The courts will not block one of the Obama administration’s most significant policies to combat climate change — for now. A federal appeals panel on Thursday rejected a request from 27 states and scores of industry groups to halt the implementation of new emissions limits on coal-fired power plants. But the panel set hearings on the broader legal challenge to those limits for this June, with the case’s final resolution not expected until the Supreme Court weighs in sometime next year.
The disputed regulations would require each state to reduce carbon emissions for electric-power plants, the largest sources of such pollution in the country. Since coal-fired plants are the filthiest major power source, compliance with the rule would require states to shift much of their electricity generation from coal to natural gas or other alternatives. The Environmental Protection Agency expects the new rules to cut coal-based carbon emissions by as much as 30 percent by 2030, from 2005’s peak levels.

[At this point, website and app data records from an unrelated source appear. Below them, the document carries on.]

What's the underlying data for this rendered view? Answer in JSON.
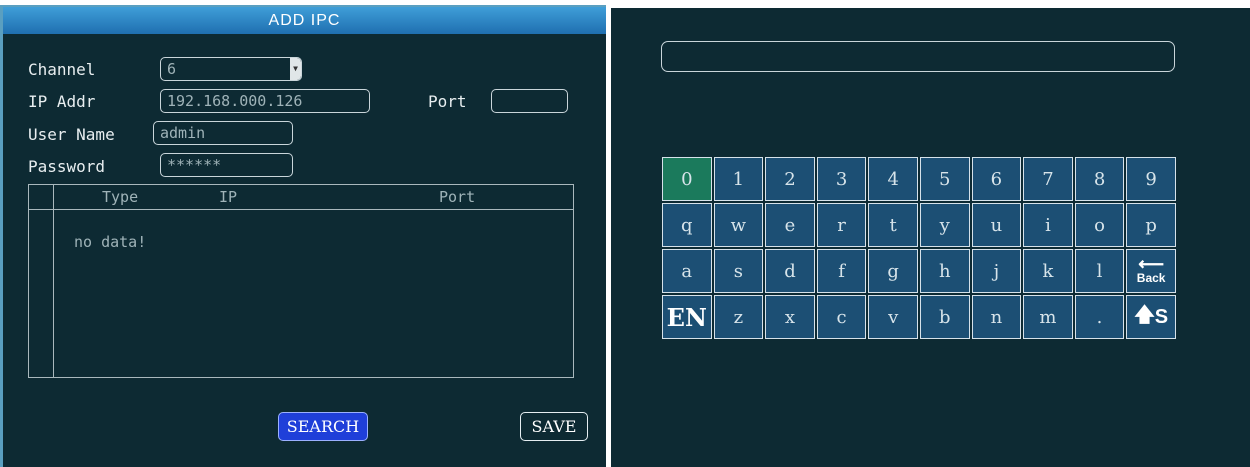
{
  "dialog": {
    "title": "ADD IPC",
    "channel_label": "Channel",
    "channel_value": "6",
    "ip_label": "IP Addr",
    "ip_value": "192.168.000.126",
    "port_label": "Port",
    "port_value": "",
    "username_label": "User Name",
    "username_value": "admin",
    "password_label": "Password",
    "password_value": "******",
    "table": {
      "headers": [
        "Type",
        "IP",
        "Port"
      ],
      "empty_text": "no data!"
    },
    "search_label": "SEARCH",
    "save_label": "SAVE"
  },
  "keyboard": {
    "input_value": "",
    "rows": [
      [
        "0",
        "1",
        "2",
        "3",
        "4",
        "5",
        "6",
        "7",
        "8",
        "9"
      ],
      [
        "q",
        "w",
        "e",
        "r",
        "t",
        "y",
        "u",
        "i",
        "o",
        "p"
      ],
      [
        "a",
        "s",
        "d",
        "f",
        "g",
        "h",
        "j",
        "k",
        "l",
        "Back"
      ],
      [
        "EN",
        "z",
        "x",
        "c",
        "v",
        "b",
        "n",
        "m",
        ".",
        "S"
      ]
    ],
    "active_key": "0",
    "icons": {
      "back": "backspace-arrow-icon",
      "shift": "shift-up-arrow-icon"
    }
  },
  "colors": {
    "panel_bg": "#0d2a33",
    "title_bar": "#2a86c8",
    "key_bg": "#1c4f74",
    "key_active": "#1b7a5c",
    "search_button": "#1f3fd9"
  }
}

The sooty states and corporations challenging the new rule claim that the Clean Air Act does not give the EPA the authority to regulate greenhouse-gas emissions. Under President George W. Bush, the EPA itself shared this assessment. But in 2007, the Supreme Court ruled that the law gave the agency “unambiguous” authority to regulate any air pollutants that endanger public health or the environment. In 2009, the EPA issued an “endangerment finding” that laid the groundwork for the regulations announced last summer.

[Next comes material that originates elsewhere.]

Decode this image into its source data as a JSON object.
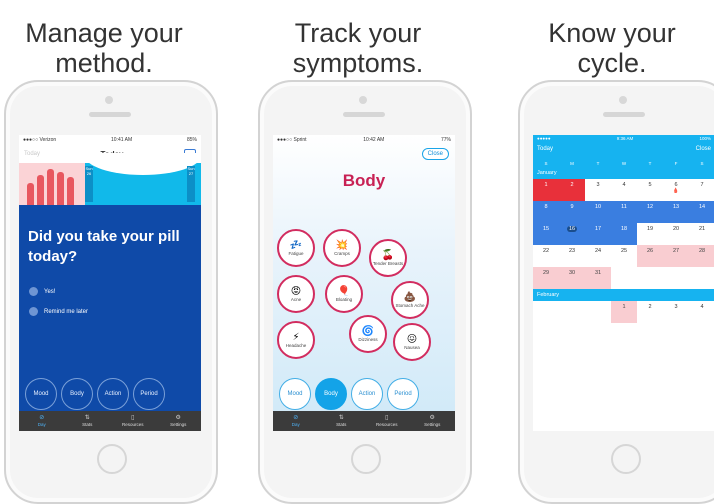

The merits of the new challenge will be decided by a three-judge panel in the D.C. circuit Court of Appeals. That panel will include two judges appointed by Democratic presidents, including Obama appointee Sri Srinivasan.
Obama’s victory at the appeals court comes amid a flurry of new administrative actions regarding climate change. The Interior Department issued a moratorium on new leases for coal mining on public lands last week, as the agency drafts new (and almost certainly higher) rates and royalties for access to such lands. The department is also expected to propose new regulations targeting methane emissions from oil and gas drilling on public lands, the New York Times reports.